Look at the content and style of this piece of news dated Dec. 6, by Iran’s official news agency Fars: “The Turkish prime minister, who suddenly changed his attitude on the NATO missile shield a short while ago, has begun to follow bilateral policies about Zionist Israel! Turkey’s taking up a bilateral policy with the beginning of ‘fire diplomacy’ for Israel-Turkey relations and its trying to come close with pirate Israel, which repeatedly announced that it would not apologize, although it had killed nine Turks, has shocked the ones who thought Turkey was against this killer regime.” No comment!
Turkish president Abdullah Gul said that the U.S.-built nuclear weapons hosted in Turkey for the NATO are under Turkish Armed Forces control.
President Gul visited a Turkish military base in Turkey’s sauthern province of Adana, daily newspaper Aksam reported on Saturday. One of the reporters asked the President wheter Turkey has control over the nuclear weapons that are claimed to be stored in Incirlik Air Base in Adana. In response, President Abdullah Gul did not deny these claims. ”
“Every military installation within the borders of Turkey is under the control of Turkish authorities.
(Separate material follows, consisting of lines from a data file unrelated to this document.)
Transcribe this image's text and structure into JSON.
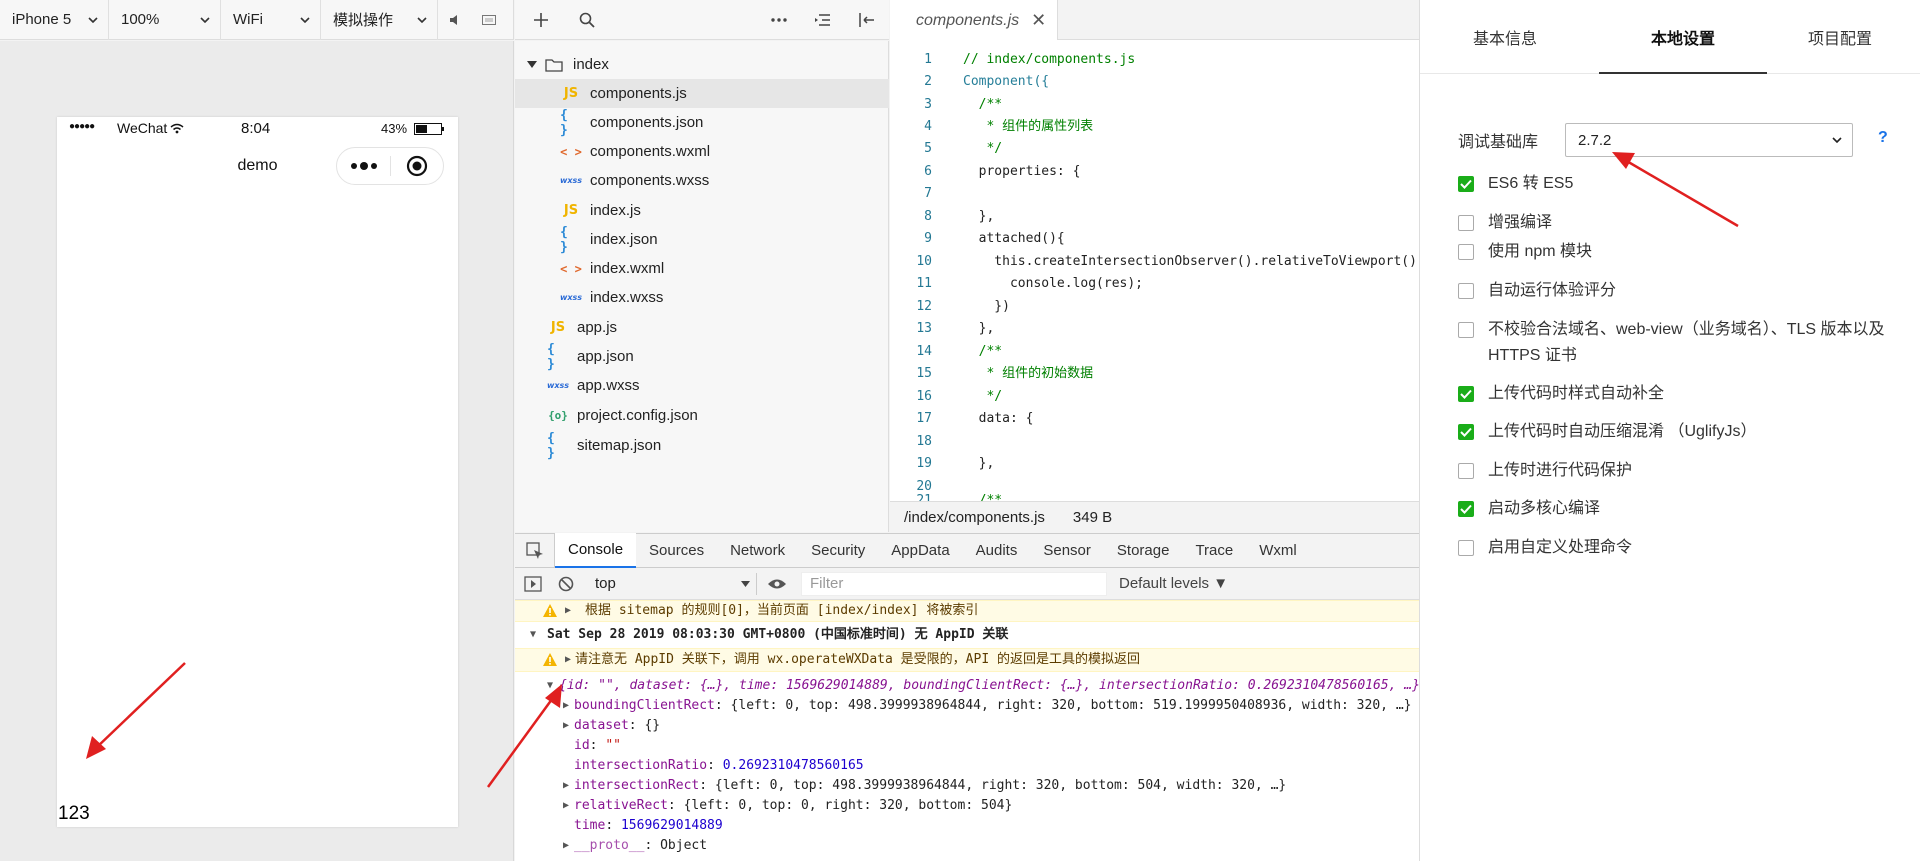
{
  "simulator": {
    "toolbar": {
      "device": "iPhone 5",
      "zoom": "100%",
      "network": "WiFi",
      "operation": "模拟操作"
    },
    "phone": {
      "status_dots": "●●●●●",
      "carrier": "WeChat",
      "time": "8:04",
      "battery": "43%",
      "nav_title": "demo",
      "content_text": "123"
    }
  },
  "file_tree": {
    "items": [
      {
        "name": "index",
        "type": "folder",
        "icon": "folder-icon"
      },
      {
        "name": "components.js",
        "type": "js",
        "icon": "JS",
        "selected": true
      },
      {
        "name": "components.json",
        "type": "json",
        "icon": "{ }"
      },
      {
        "name": "components.wxml",
        "type": "wxml",
        "icon": "< >"
      },
      {
        "name": "components.wxss",
        "type": "wxss",
        "icon": "wxss"
      },
      {
        "name": "index.js",
        "type": "js",
        "icon": "JS"
      },
      {
        "name": "index.json",
        "type": "json",
        "icon": "{ }"
      },
      {
        "name": "index.wxml",
        "type": "wxml",
        "icon": "< >"
      },
      {
        "name": "index.wxss",
        "type": "wxss",
        "icon": "wxss"
      },
      {
        "name": "app.js",
        "type": "js",
        "icon": "JS"
      },
      {
        "name": "app.json",
        "type": "json",
        "icon": "{ }"
      },
      {
        "name": "app.wxss",
        "type": "wxss",
        "icon": "wxss"
      },
      {
        "name": "project.config.json",
        "type": "cfg",
        "icon": "{o}"
      },
      {
        "name": "sitemap.json",
        "type": "json",
        "icon": "{ }"
      }
    ]
  },
  "editor": {
    "tab_label": "components.js",
    "lines": [
      "// index/components.js",
      "Component({",
      "  /**",
      "   * 组件的属性列表",
      "   */",
      "  properties: {",
      "",
      "  },",
      "  attached(){",
      "    this.createIntersectionObserver().relativeToViewport().observe('.text', (res) => {",
      "      console.log(res);",
      "    })",
      "  },",
      "  /**",
      "   * 组件的初始数据",
      "   */",
      "  data: {",
      "",
      "  },",
      "",
      "  /**"
    ],
    "status_path": "/index/components.js",
    "status_size": "349 B"
  },
  "devtools": {
    "tabs": [
      "Console",
      "Sources",
      "Network",
      "Security",
      "AppData",
      "Audits",
      "Sensor",
      "Storage",
      "Trace",
      "Wxml"
    ],
    "context": "top",
    "filter_placeholder": "Filter",
    "levels": "Default levels ▼",
    "console": {
      "warn1": "根据 sitemap 的规则[0]，当前页面 [index/index] 将被索引",
      "group_header": "Sat Sep 28 2019 08:03:30 GMT+0800 (中国标准时间) 无 AppID 关联",
      "warn2": "请注意无 AppID 关联下，调用 wx.operateWXData 是受限的，API 的返回是工具的模拟返回",
      "object_summary": "{id: \"\", dataset: {…}, time: 1569629014889, boundingClientRect: {…}, intersectionRatio: 0.2692310478560165, …}",
      "props": [
        {
          "key": "boundingClientRect",
          "value": "{left: 0, top: 498.3999938964844, right: 320, bottom: 519.1999950408936, width: 320, …}",
          "expandable": true
        },
        {
          "key": "dataset",
          "value": "{}",
          "expandable": true
        },
        {
          "key": "id",
          "value": "\"\"",
          "expandable": false
        },
        {
          "key": "intersectionRatio",
          "value": "0.2692310478560165",
          "expandable": false
        },
        {
          "key": "intersectionRect",
          "value": "{left: 0, top: 498.3999938964844, right: 320, bottom: 504, width: 320, …}",
          "expandable": true
        },
        {
          "key": "relativeRect",
          "value": "{left: 0, top: 0, right: 320, bottom: 504}",
          "expandable": true
        },
        {
          "key": "time",
          "value": "1569629014889",
          "expandable": false
        },
        {
          "key": "__proto__",
          "value": "Object",
          "expandable": true
        }
      ]
    }
  },
  "settings": {
    "tabs": [
      "基本信息",
      "本地设置",
      "项目配置"
    ],
    "active_tab": "本地设置",
    "lib_label": "调试基础库",
    "lib_version": "2.7.2",
    "help": "?",
    "options": [
      {
        "label": "ES6 转 ES5",
        "checked": true
      },
      {
        "label": "增强编译",
        "checked": false
      },
      {
        "label": "使用 npm 模块",
        "checked": false
      },
      {
        "label": "自动运行体验评分",
        "checked": false
      },
      {
        "label": "不校验合法域名、web-view（业务域名）、TLS 版本以及 HTTPS 证书",
        "checked": false
      },
      {
        "label": "上传代码时样式自动补全",
        "checked": true
      },
      {
        "label": "上传代码时自动压缩混淆 （UglifyJs）",
        "checked": true
      },
      {
        "label": "上传时进行代码保护",
        "checked": false
      },
      {
        "label": "启动多核心编译",
        "checked": true
      },
      {
        "label": "启用自定义处理命令",
        "checked": false
      }
    ]
  },
  "colors": {
    "checkbox_on": "#1aad19",
    "annotation_arrow": "#e02020",
    "devtools_active": "#1a73e8"
  }
}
There cannot be a military entity in Turkey that is not under the control of Turks.” Abdullah Gul said.
These warheads are designed to be dropped over their targets using conventional fighter and bomber aircraft such as Turkish Air Force F-16s and F-4s. B-61 warhead is not suitable for installation and delivery using ballistic missiles.